Stored data entries

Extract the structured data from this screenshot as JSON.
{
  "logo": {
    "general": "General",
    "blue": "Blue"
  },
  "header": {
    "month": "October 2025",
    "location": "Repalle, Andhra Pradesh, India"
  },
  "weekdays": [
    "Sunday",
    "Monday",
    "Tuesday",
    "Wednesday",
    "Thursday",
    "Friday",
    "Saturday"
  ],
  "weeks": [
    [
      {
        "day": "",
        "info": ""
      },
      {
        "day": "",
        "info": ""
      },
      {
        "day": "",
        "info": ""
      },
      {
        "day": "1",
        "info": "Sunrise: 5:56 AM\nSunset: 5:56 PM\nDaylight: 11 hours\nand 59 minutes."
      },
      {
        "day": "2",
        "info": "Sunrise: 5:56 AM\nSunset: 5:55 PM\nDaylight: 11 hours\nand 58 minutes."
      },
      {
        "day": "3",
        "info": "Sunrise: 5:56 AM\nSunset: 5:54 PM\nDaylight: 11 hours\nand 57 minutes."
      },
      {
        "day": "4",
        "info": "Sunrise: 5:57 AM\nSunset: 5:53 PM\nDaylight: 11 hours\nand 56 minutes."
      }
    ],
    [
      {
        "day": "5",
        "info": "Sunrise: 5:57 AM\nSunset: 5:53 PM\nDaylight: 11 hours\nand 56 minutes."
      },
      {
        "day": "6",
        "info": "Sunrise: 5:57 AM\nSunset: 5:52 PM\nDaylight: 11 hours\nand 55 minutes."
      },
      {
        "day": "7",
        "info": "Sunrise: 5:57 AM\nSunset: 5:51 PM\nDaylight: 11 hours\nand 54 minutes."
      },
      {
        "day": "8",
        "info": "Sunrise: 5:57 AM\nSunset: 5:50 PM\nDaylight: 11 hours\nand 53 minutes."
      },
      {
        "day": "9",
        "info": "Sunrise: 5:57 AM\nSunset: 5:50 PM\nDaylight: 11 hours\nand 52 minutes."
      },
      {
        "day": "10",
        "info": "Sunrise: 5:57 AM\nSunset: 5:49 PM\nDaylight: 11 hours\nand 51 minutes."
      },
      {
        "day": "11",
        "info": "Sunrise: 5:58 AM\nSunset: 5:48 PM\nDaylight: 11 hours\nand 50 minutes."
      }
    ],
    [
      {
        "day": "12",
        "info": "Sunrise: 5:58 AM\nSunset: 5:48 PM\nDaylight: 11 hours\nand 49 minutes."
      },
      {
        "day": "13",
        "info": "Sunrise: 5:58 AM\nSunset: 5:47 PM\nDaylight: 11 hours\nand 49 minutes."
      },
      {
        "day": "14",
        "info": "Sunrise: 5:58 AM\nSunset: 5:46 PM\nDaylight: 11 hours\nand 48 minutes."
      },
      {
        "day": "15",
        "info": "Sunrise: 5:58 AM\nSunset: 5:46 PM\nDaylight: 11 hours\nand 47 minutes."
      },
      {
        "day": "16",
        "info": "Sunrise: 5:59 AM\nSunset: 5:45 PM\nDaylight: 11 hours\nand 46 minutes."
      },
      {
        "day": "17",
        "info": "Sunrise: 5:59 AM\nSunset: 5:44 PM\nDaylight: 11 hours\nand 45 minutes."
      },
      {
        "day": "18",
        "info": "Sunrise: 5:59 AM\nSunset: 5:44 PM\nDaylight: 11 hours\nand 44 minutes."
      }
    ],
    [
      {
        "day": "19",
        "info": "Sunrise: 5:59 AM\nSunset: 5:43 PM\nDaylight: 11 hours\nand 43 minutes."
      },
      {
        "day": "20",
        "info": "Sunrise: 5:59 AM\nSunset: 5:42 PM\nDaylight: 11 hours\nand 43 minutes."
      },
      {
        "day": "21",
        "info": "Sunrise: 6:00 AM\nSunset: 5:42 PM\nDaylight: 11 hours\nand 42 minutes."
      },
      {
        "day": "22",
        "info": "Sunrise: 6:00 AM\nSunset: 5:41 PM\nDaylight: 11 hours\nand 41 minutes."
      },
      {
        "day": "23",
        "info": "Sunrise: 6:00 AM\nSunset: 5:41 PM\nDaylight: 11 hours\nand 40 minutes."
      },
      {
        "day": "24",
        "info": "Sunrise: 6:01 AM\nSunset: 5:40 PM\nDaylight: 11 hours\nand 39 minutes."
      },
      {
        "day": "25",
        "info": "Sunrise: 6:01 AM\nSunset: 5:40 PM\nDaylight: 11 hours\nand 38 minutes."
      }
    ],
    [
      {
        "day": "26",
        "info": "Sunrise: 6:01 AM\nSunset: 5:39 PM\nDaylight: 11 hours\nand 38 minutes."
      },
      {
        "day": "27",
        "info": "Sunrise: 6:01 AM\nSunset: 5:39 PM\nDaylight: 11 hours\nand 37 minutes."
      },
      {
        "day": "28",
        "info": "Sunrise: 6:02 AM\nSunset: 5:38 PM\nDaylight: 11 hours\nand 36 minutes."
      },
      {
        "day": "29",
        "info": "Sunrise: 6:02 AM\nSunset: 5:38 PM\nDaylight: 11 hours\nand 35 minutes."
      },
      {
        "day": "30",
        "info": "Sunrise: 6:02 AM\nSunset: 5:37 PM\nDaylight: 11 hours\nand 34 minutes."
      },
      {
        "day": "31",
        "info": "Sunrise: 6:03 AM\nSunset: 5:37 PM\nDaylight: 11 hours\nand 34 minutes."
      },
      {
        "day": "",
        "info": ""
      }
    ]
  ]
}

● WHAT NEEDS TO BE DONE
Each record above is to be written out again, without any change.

● WORKED SOLUTION
Extract the structured data from this screenshot as JSON.
{
  "logo": {
    "general": "General",
    "blue": "Blue"
  },
  "header": {
    "month": "October 2025",
    "location": "Repalle, Andhra Pradesh, India"
  },
  "weekdays": [
    "Sunday",
    "Monday",
    "Tuesday",
    "Wednesday",
    "Thursday",
    "Friday",
    "Saturday"
  ],
  "weeks": [
    [
      {
        "day": "",
        "info": ""
      },
      {
        "day": "",
        "info": ""
      },
      {
        "day": "",
        "info": ""
      },
      {
        "day": "1",
        "info": "Sunrise: 5:56 AM\nSunset: 5:56 PM\nDaylight: 11 hours\nand 59 minutes."
      },
      {
        "day": "2",
        "info": "Sunrise: 5:56 AM\nSunset: 5:55 PM\nDaylight: 11 hours\nand 58 minutes."
      },
      {
        "day": "3",
        "info": "Sunrise: 5:56 AM\nSunset: 5:54 PM\nDaylight: 11 hours\nand 57 minutes."
      },
      {
        "day": "4",
        "info": "Sunrise: 5:57 AM\nSunset: 5:53 PM\nDaylight: 11 hours\nand 56 minutes."
      }
    ],
    [
      {
        "day": "5",
        "info": "Sunrise: 5:57 AM\nSunset: 5:53 PM\nDaylight: 11 hours\nand 56 minutes."
      },
      {
        "day": "6",
        "info": "Sunrise: 5:57 AM\nSunset: 5:52 PM\nDaylight: 11 hours\nand 55 minutes."
      },
      {
        "day": "7",
        "info": "Sunrise: 5:57 AM\nSunset: 5:51 PM\nDaylight: 11 hours\nand 54 minutes."
      },
      {
        "day": "8",
        "info": "Sunrise: 5:57 AM\nSunset: 5:50 PM\nDaylight: 11 hours\nand 53 minutes."
      },
      {
        "day": "9",
        "info": "Sunrise: 5:57 AM\nSunset: 5:50 PM\nDaylight: 11 hours\nand 52 minutes."
      },
      {
        "day": "10",
        "info": "Sunrise: 5:57 AM\nSunset: 5:49 PM\nDaylight: 11 hours\nand 51 minutes."
      },
      {
        "day": "11",
        "info": "Sunrise: 5:58 AM\nSunset: 5:48 PM\nDaylight: 11 hours\nand 50 minutes."
      }
    ],
    [
      {
        "day": "12",
        "info": "Sunrise: 5:58 AM\nSunset: 5:48 PM\nDaylight: 11 hours\nand 49 minutes."
      },
      {
        "day": "13",
        "info": "Sunrise: 5:58 AM\nSunset: 5:47 PM\nDaylight: 11 hours\nand 49 minutes."
      },
      {
        "day": "14",
        "info": "Sunrise: 5:58 AM\nSunset: 5:46 PM\nDaylight: 11 hours\nand 48 minutes."
      },
      {
        "day": "15",
        "info": "Sunrise: 5:58 AM\nSunset: 5:46 PM\nDaylight: 11 hours\nand 47 minutes."
      },
      {
        "day": "16",
        "info": "Sunrise: 5:59 AM\nSunset: 5:45 PM\nDaylight: 11 hours\nand 46 minutes."
      },
      {
        "day": "17",
        "info": "Sunrise: 5:59 AM\nSunset: 5:44 PM\nDaylight: 11 hours\nand 45 minutes."
      },
      {
        "day": "18",
        "info": "Sunrise: 5:59 AM\nSunset: 5:44 PM\nDaylight: 11 hours\nand 44 minutes."
      }
    ],
    [
      {
        "day": "19",
        "info": "Sunrise: 5:59 AM\nSunset: 5:43 PM\nDaylight: 11 hours\nand 43 minutes."
      },
      {
        "day": "20",
        "info": "Sunrise: 5:59 AM\nSunset: 5:42 PM\nDaylight: 11 hours\nand 43 minutes."
      },
      {
        "day": "21",
        "info": "Sunrise: 6:00 AM\nSunset: 5:42 PM\nDaylight: 11 hours\nand 42 minutes."
      },
      {
        "day": "22",
        "info": "Sunrise: 6:00 AM\nSunset: 5:41 PM\nDaylight: 11 hours\nand 41 minutes."
      },
      {
        "day": "23",
        "info": "Sunrise: 6:00 AM\nSunset: 5:41 PM\nDaylight: 11 hours\nand 40 minutes."
      },
      {
        "day": "24",
        "info": "Sunrise: 6:01 AM\nSunset: 5:40 PM\nDaylight: 11 hours\nand 39 minutes."
      },
      {
        "day": "25",
        "info": "Sunrise: 6:01 AM\nSunset: 5:40 PM\nDaylight: 11 hours\nand 38 minutes."
      }
    ],
    [
      {
        "day": "26",
        "info": "Sunrise: 6:01 AM\nSunset: 5:39 PM\nDaylight: 11 hours\nand 38 minutes."
      },
      {
        "day": "27",
        "info": "Sunrise: 6:01 AM\nSunset: 5:39 PM\nDaylight: 11 hours\nand 37 minutes."
      },
      {
        "day": "28",
        "info": "Sunrise: 6:02 AM\nSunset: 5:38 PM\nDaylight: 11 hours\nand 36 minutes."
      },
      {
        "day": "29",
        "info": "Sunrise: 6:02 AM\nSunset: 5:38 PM\nDaylight: 11 hours\nand 35 minutes."
      },
      {
        "day": "30",
        "info": "Sunrise: 6:02 AM\nSunset: 5:37 PM\nDaylight: 11 hours\nand 34 minutes."
      },
      {
        "day": "31",
        "info": "Sunrise: 6:03 AM\nSunset: 5:37 PM\nDaylight: 11 hours\nand 34 minutes."
      },
      {
        "day": "",
        "info": ""
      }
    ]
  ]
}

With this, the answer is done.